Toni Morrison was the first African-American woman to receive a Nobel Prize in literature. With that being said, she is an amazing writer, one of the best writers of our time.
Morrison was an English professor at Texas Southern University for two years then she moved on to teach the same subject at Howard University until 1964. After that she became a fiction editor. She continued teaching at State University of New York Albany but this time writing and soon after went to work at Princeton.
Morrison’s first novel The Bluest Eye was published in 1970, this told a story of a young African-American girl who longs to have blue eyes. Following that came her novel, Sula in 1973, which looks at a friendship between two women. Her third novel Song of Solomon in 1977, follows the journey of a man who is in search of his roots, this novel brought Morrison many success.
In 1981, Morrison published, Tar Baby, which got mixed reviews but her next literary work made history. Beloved (1987), a story of a former slave that decides between killing her children or seeing them become slaves. Beloved won Morrison the Pulitzer Prize for fiction (1988) and many other awards. The novel also became a movie starring Oprah Winfrey in 1998.
After Beloved came more success, and more many more novels. Some which include; Jazz (1994), Paradise (1998), Love (2003), and A Mercy (2008).
In 2006, The New York Times named Beloved, the best novel in the 25 years.

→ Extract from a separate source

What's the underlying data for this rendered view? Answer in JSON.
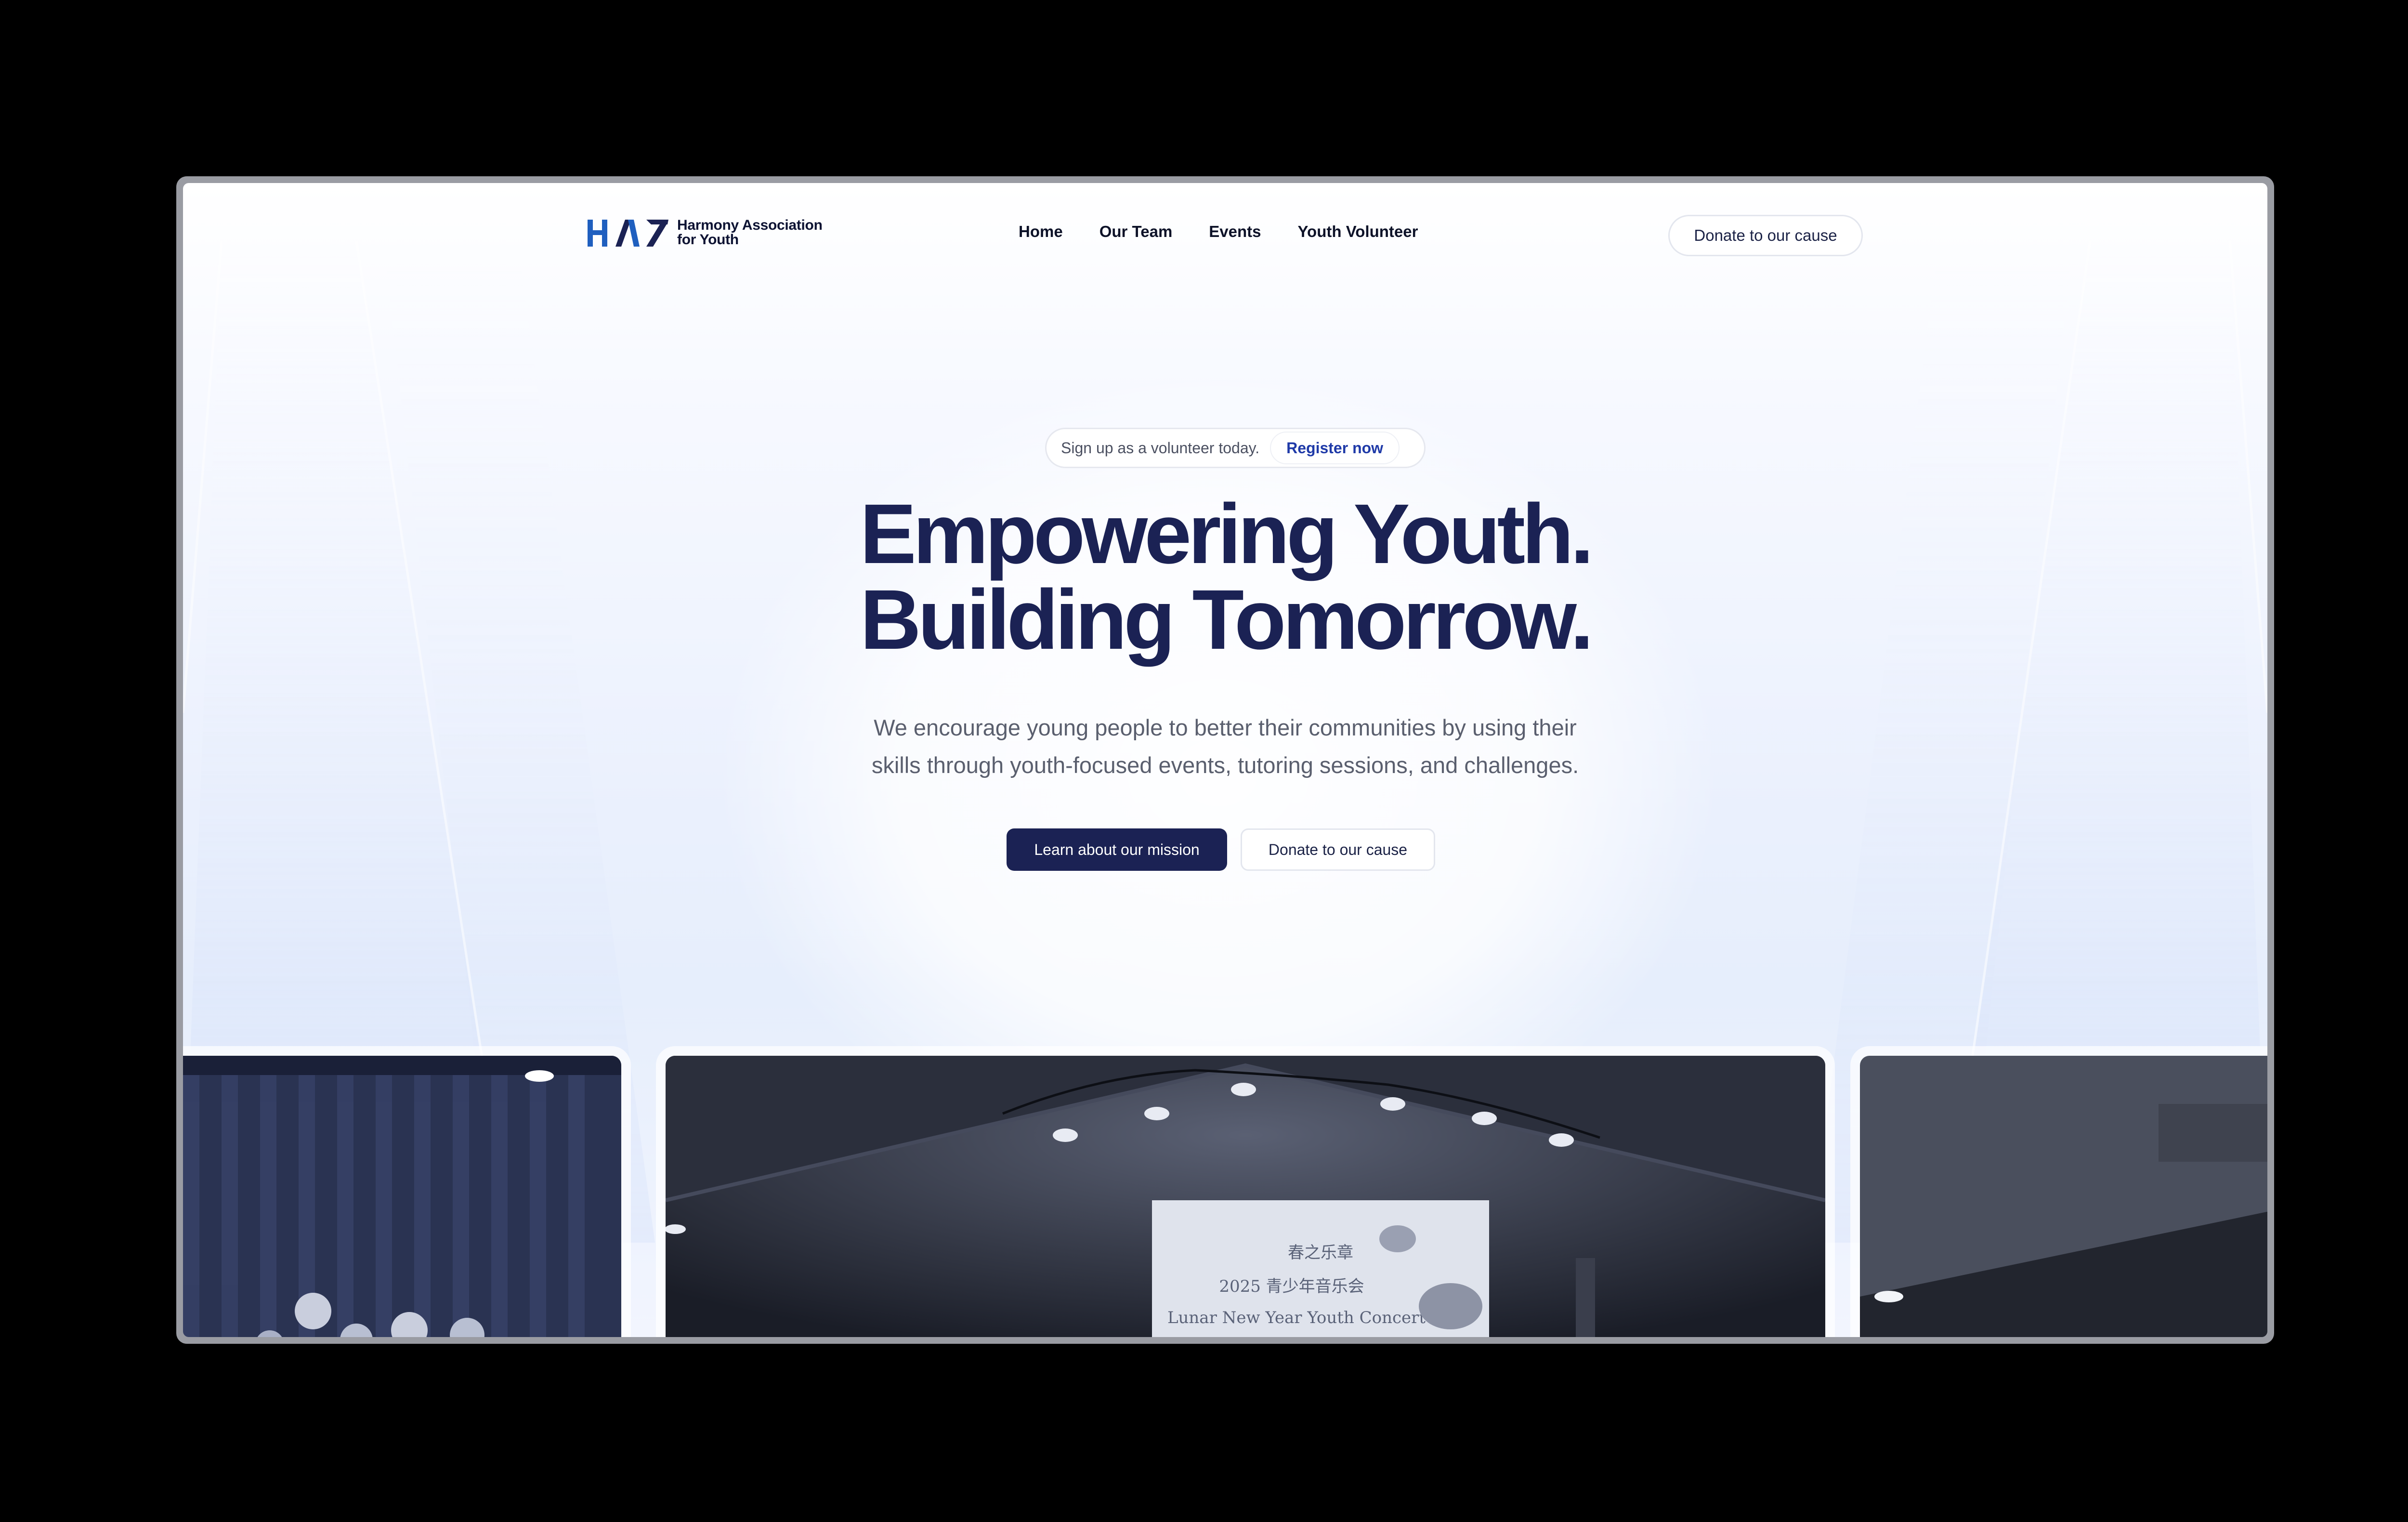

Morrison and her son Slade, collaborated on many children books together, until his death in 2010. Two years later, Morrison was awarded the U.S. Presidential Medal of Freedom.
Toni Morrison once said, “If there’s a book you want to read, but it hasn’t been written yet, then you must write it”.
Originally published 2/25/15.
Black Artist Spotlight: Lorraine Hansberry
For the first Black artist spotlight of Black History Month we shine a light on Lorraine Hansberry, the first African-American woman playwright to have a play on Broadway. That play was titled, A Raisin in the Sun. You may have…Read more